··· Data supplied

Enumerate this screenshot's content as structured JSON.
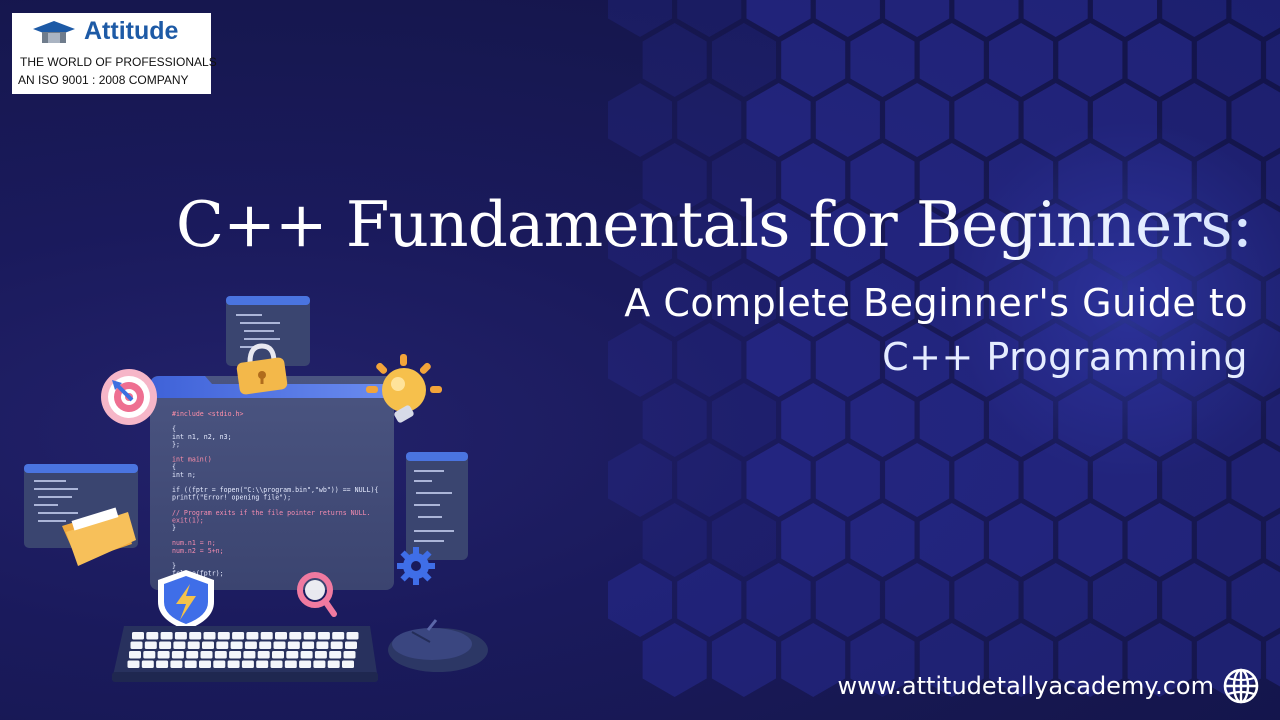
{
  "logo": {
    "name": "Attitude",
    "tagline": "THE WORLD OF PROFESSIONALS",
    "certification": "AN ISO 9001 : 2008 COMPANY"
  },
  "headline": {
    "title": "C++ Fundamentals for Beginners:",
    "subtitle_line1": "A Complete Beginner's Guide to",
    "subtitle_line2": "C++ Programming"
  },
  "footer": {
    "website": "www.attitudetallyacademy.com",
    "icon": "globe-icon"
  },
  "illustration": {
    "main_code": [
      "#include <stdio.h>",
      "",
      "{",
      "   int n1, n2, n3;",
      "};",
      "",
      "int main()",
      "{",
      "   int n;",
      "",
      "   if ((fptr = fopen(\"C:\\\\program.bin\",\"wb\")) == NULL){",
      "       printf(\"Error! opening file\");",
      "",
      "       // Program exits if the file pointer returns NULL.",
      "       exit(1);",
      "   }",
      "",
      "       num.n1 = n;",
      "       num.n2 = 5+n;",
      "",
      "   }",
      "   fclose(fptr);"
    ],
    "icons": [
      "lock-icon",
      "target-icon",
      "lightbulb-icon",
      "folder-icon",
      "shield-icon",
      "magnifier-icon",
      "gear-icon",
      "keyboard-icon",
      "mouse-icon"
    ]
  },
  "colors": {
    "background": "#1a1a5c",
    "hexagon": "#2b2f9e",
    "brand_blue": "#1d5aa6",
    "text": "#ffffff"
  }
}
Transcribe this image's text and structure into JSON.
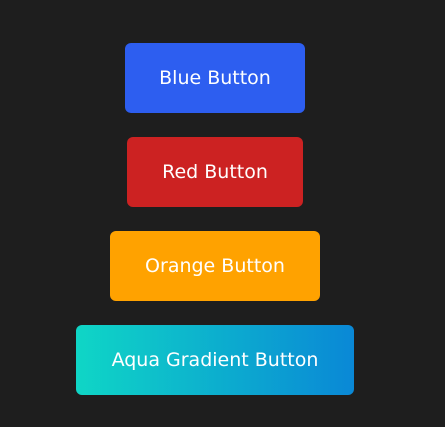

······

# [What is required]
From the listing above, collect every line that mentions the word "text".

# [Answer area]
    "text": "#ffffff"
Transcribe this image's text and structure into JSON.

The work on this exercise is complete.